Within the framework of the available information, Tıbbiye students were indeed involved in various fronts and served in different capacities during World War I, with some of them perishing in the battlefield. Therefore, medical students were very likely among the doctors who died during the Gallipoli Campaign. Given that the Ottoman Empire was engaged on multiple fronts during this period alongside the presence of epidemic diseases, the population of Anatolia had dramatically decreased, and many volunteers from Istanbul and nearby provinces had gone to the Gallipoli front. However, the claim of an entire class being lost overnight should be noted to not align with reality. The narrative of the 1915 Medical School martyrs constitutes a specific time frame within a certain context, one focused on May 18- 19, 1915. The narrative has been embedded within this temporal framework and gained its historical reality as a tragedy. Therefore, it is challenging to isolate and define the narrative separately from this context.
Narratives of wartime events can evolve into myths within oral cultures over time and become ingrained in collective memory. One well-known example is the story of the 5th Norfolk Battalion that is said to have vanished during an attack on the Anafartalar battlefield in the later years of the Gallipoli Campaign. On August 9, 1915 following the Ottoman forces’ victory in the 1st Battle of Anafartalar under the command of Colonel Mustafa Kemal, General Hamilton was preparing an assault to capture Tekke Tepe. The 163rd Brigade, which included the 4th and 5th Norfolk Battalions, was scheduled to advance toward the hillsides the day before the attack. The area to be assaulted was defended by the 1st Battalion of the Ottoman 36th Regiment and the 3rd Battalion of the 35th Regiment. The Norfolk Battalion was ordered to move on August 12, 1915 and launched an attack toward the foothills of Tekke Tepe in Suvla. However, they suffered heavy casualties under intense machine gun fire while advancing into the forest and bushes.
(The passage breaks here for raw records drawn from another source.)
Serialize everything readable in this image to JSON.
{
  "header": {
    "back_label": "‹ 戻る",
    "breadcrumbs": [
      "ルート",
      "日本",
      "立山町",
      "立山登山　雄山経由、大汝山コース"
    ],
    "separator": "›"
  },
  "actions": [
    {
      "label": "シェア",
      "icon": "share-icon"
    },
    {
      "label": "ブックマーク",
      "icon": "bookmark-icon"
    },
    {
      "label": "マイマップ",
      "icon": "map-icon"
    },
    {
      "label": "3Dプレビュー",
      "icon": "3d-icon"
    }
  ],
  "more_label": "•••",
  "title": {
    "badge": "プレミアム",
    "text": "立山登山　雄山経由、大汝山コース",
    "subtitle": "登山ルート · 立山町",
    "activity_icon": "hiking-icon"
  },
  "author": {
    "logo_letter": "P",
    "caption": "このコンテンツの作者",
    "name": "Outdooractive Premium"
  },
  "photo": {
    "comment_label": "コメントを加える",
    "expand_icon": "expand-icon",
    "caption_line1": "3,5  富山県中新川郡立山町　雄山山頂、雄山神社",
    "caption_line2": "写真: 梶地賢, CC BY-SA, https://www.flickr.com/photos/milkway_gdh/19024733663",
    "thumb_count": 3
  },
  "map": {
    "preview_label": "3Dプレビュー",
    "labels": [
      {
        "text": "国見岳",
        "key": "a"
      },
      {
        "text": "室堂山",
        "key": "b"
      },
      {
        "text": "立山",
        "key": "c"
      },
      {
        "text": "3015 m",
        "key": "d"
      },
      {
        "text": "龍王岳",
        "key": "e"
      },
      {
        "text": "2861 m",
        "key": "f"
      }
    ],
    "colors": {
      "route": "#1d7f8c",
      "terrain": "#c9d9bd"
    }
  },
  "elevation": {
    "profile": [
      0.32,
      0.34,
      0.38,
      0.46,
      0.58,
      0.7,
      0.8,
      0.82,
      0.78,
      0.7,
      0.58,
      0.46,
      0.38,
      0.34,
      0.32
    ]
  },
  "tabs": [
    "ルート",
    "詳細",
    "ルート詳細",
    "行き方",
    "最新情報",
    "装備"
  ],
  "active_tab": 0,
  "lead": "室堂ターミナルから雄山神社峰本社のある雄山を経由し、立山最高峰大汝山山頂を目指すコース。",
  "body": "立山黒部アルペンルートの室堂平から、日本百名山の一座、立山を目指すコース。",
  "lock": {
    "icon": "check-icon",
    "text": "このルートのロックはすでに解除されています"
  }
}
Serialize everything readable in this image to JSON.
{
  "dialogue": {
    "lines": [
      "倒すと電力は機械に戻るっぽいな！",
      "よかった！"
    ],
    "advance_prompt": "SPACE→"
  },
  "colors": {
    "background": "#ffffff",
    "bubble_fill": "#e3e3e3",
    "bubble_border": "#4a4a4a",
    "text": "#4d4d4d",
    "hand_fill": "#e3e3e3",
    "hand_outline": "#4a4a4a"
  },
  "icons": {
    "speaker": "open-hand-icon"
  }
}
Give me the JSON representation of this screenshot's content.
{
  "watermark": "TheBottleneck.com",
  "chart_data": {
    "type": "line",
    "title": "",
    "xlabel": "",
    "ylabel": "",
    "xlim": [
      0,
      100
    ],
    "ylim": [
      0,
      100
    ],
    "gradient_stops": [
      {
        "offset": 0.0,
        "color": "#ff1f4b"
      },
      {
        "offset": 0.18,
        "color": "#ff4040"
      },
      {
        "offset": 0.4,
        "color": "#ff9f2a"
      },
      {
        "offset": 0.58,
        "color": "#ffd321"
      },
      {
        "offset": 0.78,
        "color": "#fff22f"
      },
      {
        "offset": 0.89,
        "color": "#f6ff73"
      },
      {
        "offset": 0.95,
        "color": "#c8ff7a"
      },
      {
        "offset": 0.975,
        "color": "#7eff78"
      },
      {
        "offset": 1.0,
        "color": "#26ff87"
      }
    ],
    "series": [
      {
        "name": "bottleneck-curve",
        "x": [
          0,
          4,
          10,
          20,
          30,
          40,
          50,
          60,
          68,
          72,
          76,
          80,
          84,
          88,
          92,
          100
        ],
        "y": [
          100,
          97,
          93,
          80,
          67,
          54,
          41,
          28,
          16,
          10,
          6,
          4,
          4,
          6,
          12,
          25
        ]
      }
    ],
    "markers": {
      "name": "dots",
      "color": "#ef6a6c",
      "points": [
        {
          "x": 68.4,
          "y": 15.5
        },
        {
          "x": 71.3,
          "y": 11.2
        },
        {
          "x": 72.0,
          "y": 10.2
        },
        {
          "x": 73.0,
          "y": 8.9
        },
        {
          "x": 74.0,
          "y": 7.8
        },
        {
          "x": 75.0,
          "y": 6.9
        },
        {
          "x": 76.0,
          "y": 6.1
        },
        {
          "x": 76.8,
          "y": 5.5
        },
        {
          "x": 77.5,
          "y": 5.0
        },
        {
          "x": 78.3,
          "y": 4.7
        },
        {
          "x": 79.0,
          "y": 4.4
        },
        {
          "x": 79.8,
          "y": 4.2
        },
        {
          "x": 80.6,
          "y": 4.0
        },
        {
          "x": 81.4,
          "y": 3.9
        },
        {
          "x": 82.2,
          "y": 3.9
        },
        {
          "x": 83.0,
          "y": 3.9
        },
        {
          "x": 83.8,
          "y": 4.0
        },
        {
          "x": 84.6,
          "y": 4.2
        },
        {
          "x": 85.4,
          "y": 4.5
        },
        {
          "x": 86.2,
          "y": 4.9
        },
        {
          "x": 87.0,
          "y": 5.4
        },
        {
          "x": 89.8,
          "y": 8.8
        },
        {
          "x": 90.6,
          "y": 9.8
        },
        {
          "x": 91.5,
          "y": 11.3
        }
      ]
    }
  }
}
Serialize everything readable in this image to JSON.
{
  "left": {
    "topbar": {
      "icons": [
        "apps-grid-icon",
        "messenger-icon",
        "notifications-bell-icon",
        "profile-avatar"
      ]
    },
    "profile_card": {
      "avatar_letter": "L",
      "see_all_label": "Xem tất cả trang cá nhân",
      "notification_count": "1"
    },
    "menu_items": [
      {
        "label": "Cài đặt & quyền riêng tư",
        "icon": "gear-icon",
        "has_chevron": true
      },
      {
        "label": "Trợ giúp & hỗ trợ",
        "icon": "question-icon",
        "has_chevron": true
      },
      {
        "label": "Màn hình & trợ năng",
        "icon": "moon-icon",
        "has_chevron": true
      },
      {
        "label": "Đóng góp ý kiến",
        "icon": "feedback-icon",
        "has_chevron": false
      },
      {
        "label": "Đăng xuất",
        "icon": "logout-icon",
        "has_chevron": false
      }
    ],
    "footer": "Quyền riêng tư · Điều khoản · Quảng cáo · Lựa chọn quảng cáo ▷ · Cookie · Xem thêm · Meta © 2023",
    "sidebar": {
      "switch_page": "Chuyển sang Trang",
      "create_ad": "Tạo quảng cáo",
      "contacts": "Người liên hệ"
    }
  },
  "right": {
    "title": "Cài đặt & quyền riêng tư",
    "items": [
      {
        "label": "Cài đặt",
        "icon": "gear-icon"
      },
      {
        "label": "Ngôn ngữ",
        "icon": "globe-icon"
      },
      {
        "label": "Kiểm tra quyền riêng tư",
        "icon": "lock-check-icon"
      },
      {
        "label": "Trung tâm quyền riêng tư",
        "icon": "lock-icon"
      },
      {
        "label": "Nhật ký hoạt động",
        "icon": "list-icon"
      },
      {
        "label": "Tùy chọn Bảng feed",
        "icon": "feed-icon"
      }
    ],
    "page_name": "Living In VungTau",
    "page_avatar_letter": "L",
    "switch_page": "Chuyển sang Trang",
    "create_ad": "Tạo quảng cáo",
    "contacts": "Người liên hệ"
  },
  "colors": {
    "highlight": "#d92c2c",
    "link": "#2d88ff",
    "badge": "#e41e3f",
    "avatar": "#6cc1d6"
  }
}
In a statement dated December 11, 1915, General Hamilton dramatically announced, “Among these brave soldiers was a platoon of volunteers from the Royal Sandringham Estate. The battalion plunged into the forest and disappeared; nothing was ever seen or heard from them again, none of them returned.” The inclusion of volunteers from the royal staff drew the special attention of King George V and the press. This example sheds light on the dynamics of oral tradition and how complex historical realities can be reduced to simple, believable, and magnificent myths.
The narrative regarding the Tıbbiye students of 1915 is known to have originally been articulated by the 1922 graduates who remembered and had commemorated the students who did not return from the war in their medical school anthem for many years. Although none of the 1922 graduates are alive today, to doubt their sincerity would be unfair. When they expressed mourning for the previous year, they were more likely referring to 1915 rather than 1921, as these 1922 graduates had entered the Medical Faculty in 1916-1917, the year immediately after when students had been dispersed to the war fronts, when the school had been closed, and when no graduations had taken place. Their predecessors who never returned would always remain in their memories as their colleagues of that dreadful year of 1915.
In conclusion, while difficulty is had in obtaining definitive information about Tıbbiye students in 1915, the available evidence suggests that students had participated in the war effort and that some of them had died. However, one should also consider how narratives undergo changes over time and transform into myths. Therefore, importance is had in evaluating historical narratives objectively and in investigating their accuracy.